[Records drawn from a dataset]
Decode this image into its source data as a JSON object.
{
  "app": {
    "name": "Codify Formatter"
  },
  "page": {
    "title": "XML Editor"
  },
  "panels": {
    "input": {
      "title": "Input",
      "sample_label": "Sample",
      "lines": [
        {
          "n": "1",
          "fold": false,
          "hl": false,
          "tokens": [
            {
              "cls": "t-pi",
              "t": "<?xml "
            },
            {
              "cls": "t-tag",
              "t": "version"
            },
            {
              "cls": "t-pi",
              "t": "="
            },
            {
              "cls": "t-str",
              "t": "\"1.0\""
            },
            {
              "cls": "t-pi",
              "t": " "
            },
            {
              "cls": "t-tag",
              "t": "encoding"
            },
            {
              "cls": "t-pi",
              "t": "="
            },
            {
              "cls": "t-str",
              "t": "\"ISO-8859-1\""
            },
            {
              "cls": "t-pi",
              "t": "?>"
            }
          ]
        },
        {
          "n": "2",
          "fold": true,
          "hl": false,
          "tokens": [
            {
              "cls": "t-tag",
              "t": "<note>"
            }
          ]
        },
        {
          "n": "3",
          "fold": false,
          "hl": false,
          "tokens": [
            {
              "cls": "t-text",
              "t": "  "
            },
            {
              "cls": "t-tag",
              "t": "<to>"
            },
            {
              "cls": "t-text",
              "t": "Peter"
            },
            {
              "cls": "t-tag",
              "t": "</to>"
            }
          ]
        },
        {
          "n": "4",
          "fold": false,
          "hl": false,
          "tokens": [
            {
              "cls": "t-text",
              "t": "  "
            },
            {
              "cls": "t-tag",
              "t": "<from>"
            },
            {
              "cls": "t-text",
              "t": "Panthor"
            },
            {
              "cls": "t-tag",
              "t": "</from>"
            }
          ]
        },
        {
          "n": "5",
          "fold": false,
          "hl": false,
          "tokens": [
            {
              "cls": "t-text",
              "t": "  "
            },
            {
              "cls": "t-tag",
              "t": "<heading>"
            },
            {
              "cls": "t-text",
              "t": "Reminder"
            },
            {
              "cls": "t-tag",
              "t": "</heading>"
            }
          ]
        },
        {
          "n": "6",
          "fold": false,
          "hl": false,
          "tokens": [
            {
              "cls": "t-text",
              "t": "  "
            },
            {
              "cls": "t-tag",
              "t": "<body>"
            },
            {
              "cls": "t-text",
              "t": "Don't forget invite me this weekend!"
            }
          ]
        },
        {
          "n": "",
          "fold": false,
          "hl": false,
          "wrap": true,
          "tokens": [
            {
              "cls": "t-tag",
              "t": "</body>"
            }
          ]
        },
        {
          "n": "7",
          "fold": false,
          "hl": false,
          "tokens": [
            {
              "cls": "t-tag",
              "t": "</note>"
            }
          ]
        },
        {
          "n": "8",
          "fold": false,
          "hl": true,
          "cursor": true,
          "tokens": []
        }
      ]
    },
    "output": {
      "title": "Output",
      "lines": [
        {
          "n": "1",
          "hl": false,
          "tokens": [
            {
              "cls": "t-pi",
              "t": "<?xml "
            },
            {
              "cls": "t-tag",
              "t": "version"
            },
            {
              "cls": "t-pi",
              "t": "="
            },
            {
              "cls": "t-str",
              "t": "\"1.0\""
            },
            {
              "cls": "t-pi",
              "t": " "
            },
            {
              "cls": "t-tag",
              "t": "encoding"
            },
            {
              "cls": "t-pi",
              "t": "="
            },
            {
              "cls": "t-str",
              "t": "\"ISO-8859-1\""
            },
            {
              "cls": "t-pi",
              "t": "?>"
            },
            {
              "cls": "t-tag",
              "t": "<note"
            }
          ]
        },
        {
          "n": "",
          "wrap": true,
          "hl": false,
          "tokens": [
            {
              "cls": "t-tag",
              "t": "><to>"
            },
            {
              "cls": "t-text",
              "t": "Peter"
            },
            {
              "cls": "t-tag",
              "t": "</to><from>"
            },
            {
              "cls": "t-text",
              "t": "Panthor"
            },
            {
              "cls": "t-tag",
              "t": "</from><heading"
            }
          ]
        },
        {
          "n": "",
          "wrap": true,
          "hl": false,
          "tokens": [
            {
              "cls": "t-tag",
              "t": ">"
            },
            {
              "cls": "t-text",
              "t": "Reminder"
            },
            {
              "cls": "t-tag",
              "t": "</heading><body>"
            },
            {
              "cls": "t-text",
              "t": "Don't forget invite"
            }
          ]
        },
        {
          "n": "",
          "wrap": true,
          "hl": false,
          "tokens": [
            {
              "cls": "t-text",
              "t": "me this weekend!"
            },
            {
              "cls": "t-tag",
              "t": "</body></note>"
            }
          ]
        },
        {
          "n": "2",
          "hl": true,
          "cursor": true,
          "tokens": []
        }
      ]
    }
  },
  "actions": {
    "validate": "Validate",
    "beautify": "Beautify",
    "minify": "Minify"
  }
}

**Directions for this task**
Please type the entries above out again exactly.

**Finished exercise**
Decode this image into its source data as a JSON object.
{
  "app": {
    "name": "Codify Formatter"
  },
  "page": {
    "title": "XML Editor"
  },
  "panels": {
    "input": {
      "title": "Input",
      "sample_label": "Sample",
      "lines": [
        {
          "n": "1",
          "fold": false,
          "hl": false,
          "tokens": [
            {
              "cls": "t-pi",
              "t": "<?xml "
            },
            {
              "cls": "t-tag",
              "t": "version"
            },
            {
              "cls": "t-pi",
              "t": "="
            },
            {
              "cls": "t-str",
              "t": "\"1.0\""
            },
            {
              "cls": "t-pi",
              "t": " "
            },
            {
              "cls": "t-tag",
              "t": "encoding"
            },
            {
              "cls": "t-pi",
              "t": "="
            },
            {
              "cls": "t-str",
              "t": "\"ISO-8859-1\""
            },
            {
              "cls": "t-pi",
              "t": "?>"
            }
          ]
        },
        {
          "n": "2",
          "fold": true,
          "hl": false,
          "tokens": [
            {
              "cls": "t-tag",
              "t": "<note>"
            }
          ]
        },
        {
          "n": "3",
          "fold": false,
          "hl": false,
          "tokens": [
            {
              "cls": "t-text",
              "t": "  "
            },
            {
              "cls": "t-tag",
              "t": "<to>"
            },
            {
              "cls": "t-text",
              "t": "Peter"
            },
            {
              "cls": "t-tag",
              "t": "</to>"
            }
          ]
        },
        {
          "n": "4",
          "fold": false,
          "hl": false,
          "tokens": [
            {
              "cls": "t-text",
              "t": "  "
            },
            {
              "cls": "t-tag",
              "t": "<from>"
            },
            {
              "cls": "t-text",
              "t": "Panthor"
            },
            {
              "cls": "t-tag",
              "t": "</from>"
            }
          ]
        },
        {
          "n": "5",
          "fold": false,
          "hl": false,
          "tokens": [
            {
              "cls": "t-text",
              "t": "  "
            },
            {
              "cls": "t-tag",
              "t": "<heading>"
            },
            {
              "cls": "t-text",
              "t": "Reminder"
            },
            {
              "cls": "t-tag",
              "t": "</heading>"
            }
          ]
        },
        {
          "n": "6",
          "fold": false,
          "hl": false,
          "tokens": [
            {
              "cls": "t-text",
              "t": "  "
            },
            {
              "cls": "t-tag",
              "t": "<body>"
            },
            {
              "cls": "t-text",
              "t": "Don't forget invite me this weekend!"
            }
          ]
        },
        {
          "n": "",
          "fold": false,
          "hl": false,
          "wrap": true,
          "tokens": [
            {
              "cls": "t-tag",
              "t": "</body>"
            }
          ]
        },
        {
          "n": "7",
          "fold": false,
          "hl": false,
          "tokens": [
            {
              "cls": "t-tag",
              "t": "</note>"
            }
          ]
        },
        {
          "n": "8",
          "fold": false,
          "hl": true,
          "cursor": true,
          "tokens": []
        }
      ]
    },
    "output": {
      "title": "Output",
      "lines": [
        {
          "n": "1",
          "hl": false,
          "tokens": [
            {
              "cls": "t-pi",
              "t": "<?xml "
            },
            {
              "cls": "t-tag",
              "t": "version"
            },
            {
              "cls": "t-pi",
              "t": "="
            },
            {
              "cls": "t-str",
              "t": "\"1.0\""
            },
            {
              "cls": "t-pi",
              "t": " "
            },
            {
              "cls": "t-tag",
              "t": "encoding"
            },
            {
              "cls": "t-pi",
              "t": "="
            },
            {
              "cls": "t-str",
              "t": "\"ISO-8859-1\""
            },
            {
              "cls": "t-pi",
              "t": "?>"
            },
            {
              "cls": "t-tag",
              "t": "<note"
            }
          ]
        },
        {
          "n": "",
          "wrap": true,
          "hl": false,
          "tokens": [
            {
              "cls": "t-tag",
              "t": "><to>"
            },
            {
              "cls": "t-text",
              "t": "Peter"
            },
            {
              "cls": "t-tag",
              "t": "</to><from>"
            },
            {
              "cls": "t-text",
              "t": "Panthor"
            },
            {
              "cls": "t-tag",
              "t": "</from><heading"
            }
          ]
        },
        {
          "n": "",
          "wrap": true,
          "hl": false,
          "tokens": [
            {
              "cls": "t-tag",
              "t": ">"
            },
            {
              "cls": "t-text",
              "t": "Reminder"
            },
            {
              "cls": "t-tag",
              "t": "</heading><body>"
            },
            {
              "cls": "t-text",
              "t": "Don't forget invite"
            }
          ]
        },
        {
          "n": "",
          "wrap": true,
          "hl": false,
          "tokens": [
            {
              "cls": "t-text",
              "t": "me this weekend!"
            },
            {
              "cls": "t-tag",
              "t": "</body></note>"
            }
          ]
        },
        {
          "n": "2",
          "hl": true,
          "cursor": true,
          "tokens": []
        }
      ]
    }
  },
  "actions": {
    "validate": "Validate",
    "beautify": "Beautify",
    "minify": "Minify"
  }
}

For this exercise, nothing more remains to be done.